NORMAN — Has affirmative action turned into a discriminatory preference that grants unfair treatment to certain groups? And if so, should it be abolished?
State Question 759 brings these questions to Oklahoma voters in November by prohibiting what the bill’s authors consider preferential treatment or discrimination created by affirmative action. According to the ballot language:
“The measure deals with three areas of government action. These areas are employment, education and contracting.
“In these areas, the measure does not allow affirmative action programs, which give preferred treatment based on race, color or gender. Affirmative action programs also give preferred treatment based on ethnicity or national origin. Discrimination on these bases is also not permitted.
“The measure permits affirmative action in three instances: 1. When gender is a bonafide qualification, it is allowed. 2. Existing court orders and consent decrees that require preferred treatment will continue and can be followed. 3. Affirmative action is allowed when needed to keep or obtain federal funds.
“The measure applies to the state and its agencies. It applies to counties, cities and towns. It applies to school districts. It applies to other state subdivisions.”
Several groups have taken a stance against the measure and are urging a “no” vote.
“I think that for this measure to pass, supporters have to count on misinformation about what Affirmative Action is in Oklahoma and what it is not,” said Ryan Kiesel, ACLU of Oklahoma executive director. “There is a general belief that affirmative action means a quota system where a less qualified applicant might get a job or might get admitted to college over a more qualified applicant simply because of race or gender, and that’s just not true.”
Jana Harkins, community activist and treasurer for Oklahoma State Federation of Democratic Women, agrees.

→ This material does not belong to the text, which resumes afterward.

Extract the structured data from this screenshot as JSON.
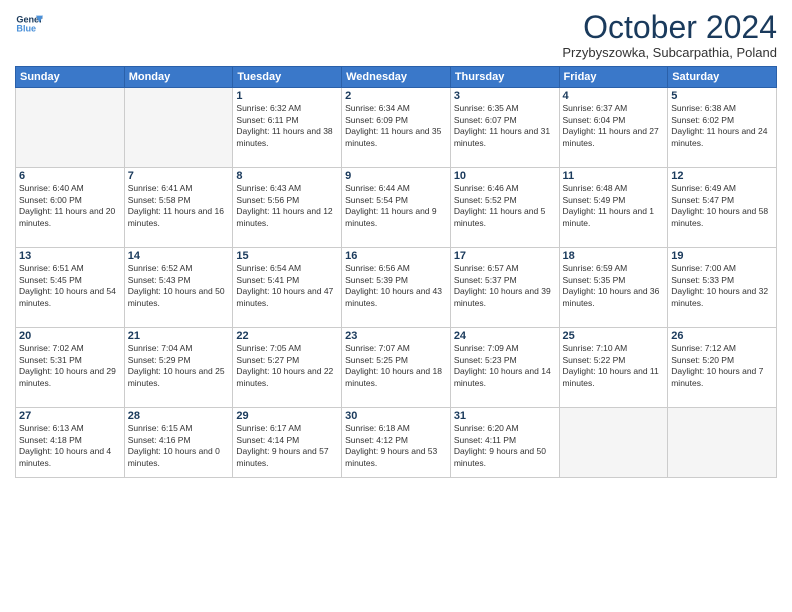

“The first concern is that the ballot language does not make it clear to the voter that a vote for SQ 759 is actually a vote against affirmative action and equal opportunity,” Harkins said.